What the task requires:
In your reply, repeat every entry exactly and skip over each picture.
▼
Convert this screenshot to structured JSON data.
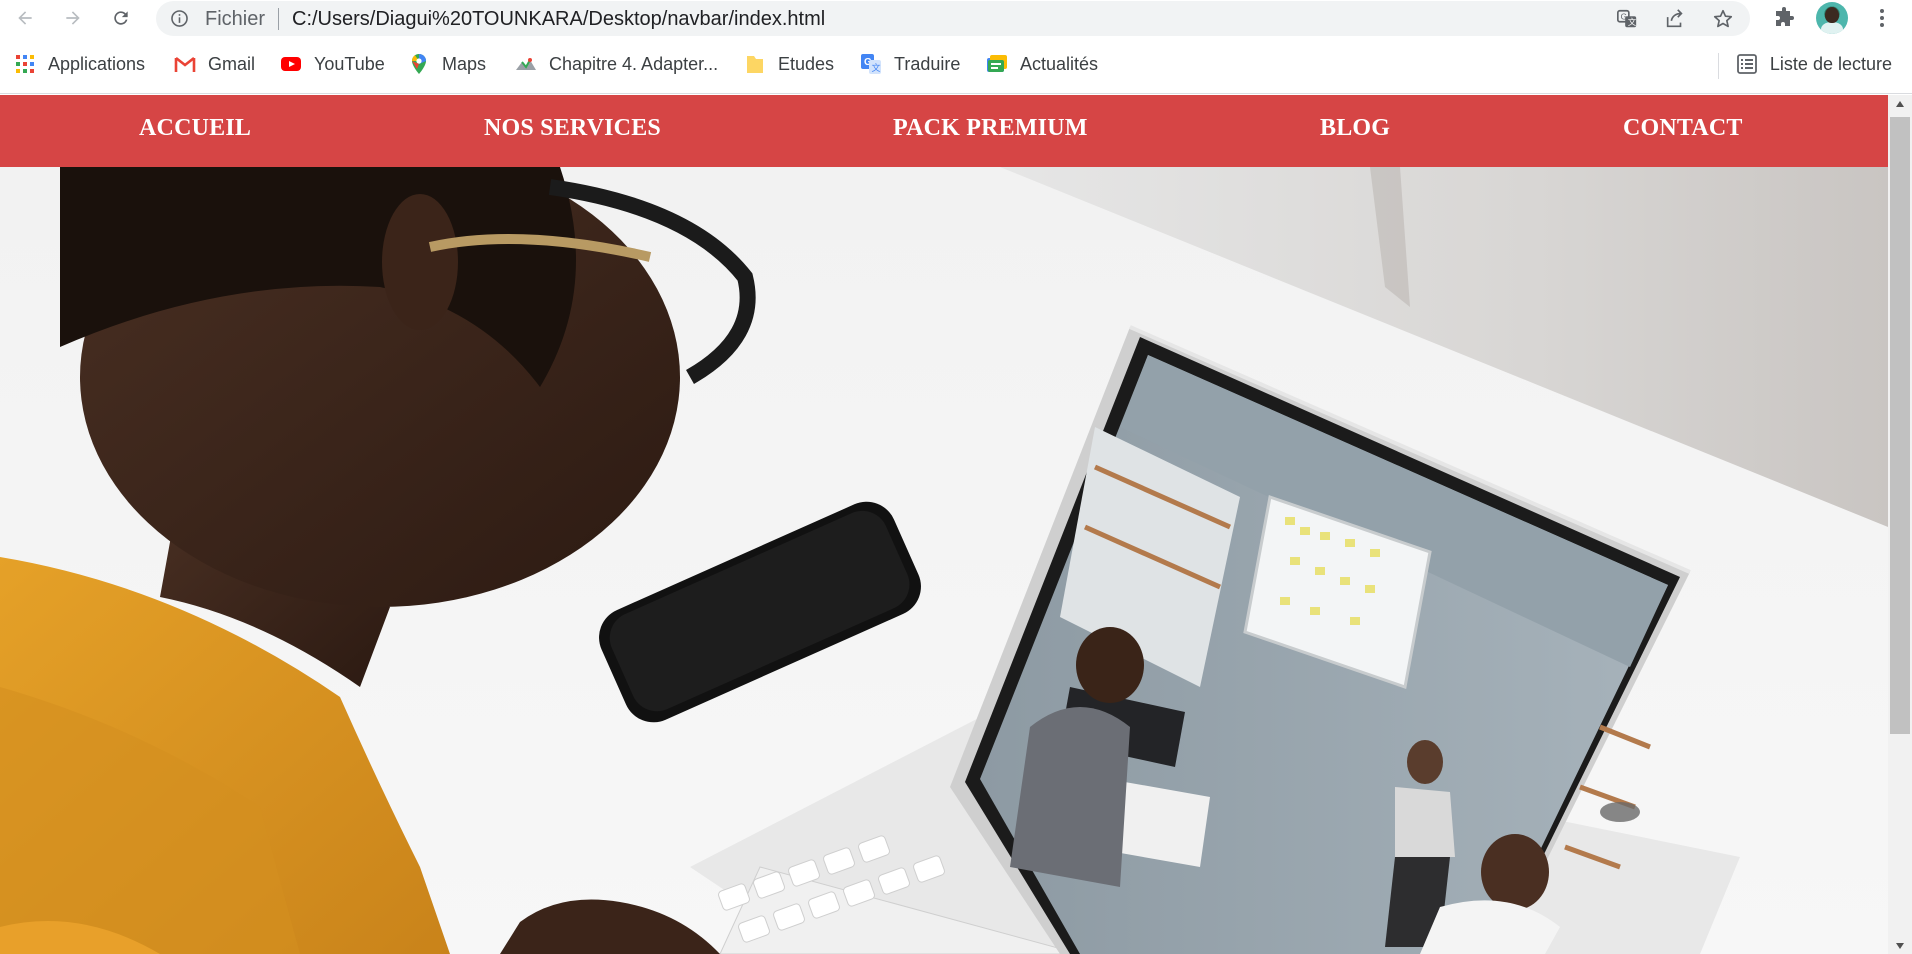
{
  "browser": {
    "address": {
      "scheme_label": "Fichier",
      "url": "C:/Users/Diagui%20TOUNKARA/Desktop/navbar/index.html"
    },
    "bookmarks": [
      {
        "label": "Applications",
        "icon": "apps-grid-icon"
      },
      {
        "label": "Gmail",
        "icon": "gmail-icon"
      },
      {
        "label": "YouTube",
        "icon": "youtube-icon"
      },
      {
        "label": "Maps",
        "icon": "maps-pin-icon"
      },
      {
        "label": "Chapitre 4. Adapter...",
        "icon": "site-icon"
      },
      {
        "label": "Etudes",
        "icon": "folder-icon"
      },
      {
        "label": "Traduire",
        "icon": "translate-icon"
      },
      {
        "label": "Actualités",
        "icon": "news-icon"
      }
    ],
    "reading_list": "Liste de lecture"
  },
  "site": {
    "nav": [
      {
        "label": "ACCUEIL"
      },
      {
        "label": "NOS SERVICES"
      },
      {
        "label": "PACK PREMIUM"
      },
      {
        "label": "BLOG"
      },
      {
        "label": "CONTACT"
      }
    ],
    "nav_color": "#d64545",
    "hero_image": "woman-at-laptop-video-meeting-photo"
  }
}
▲
Solution to the exercise:
Convert this screenshot to structured JSON data.
{
  "browser": {
    "address": {
      "scheme_label": "Fichier",
      "url": "C:/Users/Diagui%20TOUNKARA/Desktop/navbar/index.html"
    },
    "bookmarks": [
      {
        "label": "Applications",
        "icon": "apps-grid-icon"
      },
      {
        "label": "Gmail",
        "icon": "gmail-icon"
      },
      {
        "label": "YouTube",
        "icon": "youtube-icon"
      },
      {
        "label": "Maps",
        "icon": "maps-pin-icon"
      },
      {
        "label": "Chapitre 4. Adapter...",
        "icon": "site-icon"
      },
      {
        "label": "Etudes",
        "icon": "folder-icon"
      },
      {
        "label": "Traduire",
        "icon": "translate-icon"
      },
      {
        "label": "Actualités",
        "icon": "news-icon"
      }
    ],
    "reading_list": "Liste de lecture"
  },
  "site": {
    "nav": [
      {
        "label": "ACCUEIL"
      },
      {
        "label": "NOS SERVICES"
      },
      {
        "label": "PACK PREMIUM"
      },
      {
        "label": "BLOG"
      },
      {
        "label": "CONTACT"
      }
    ],
    "nav_color": "#d64545",
    "hero_image": "woman-at-laptop-video-meeting-photo"
  }
}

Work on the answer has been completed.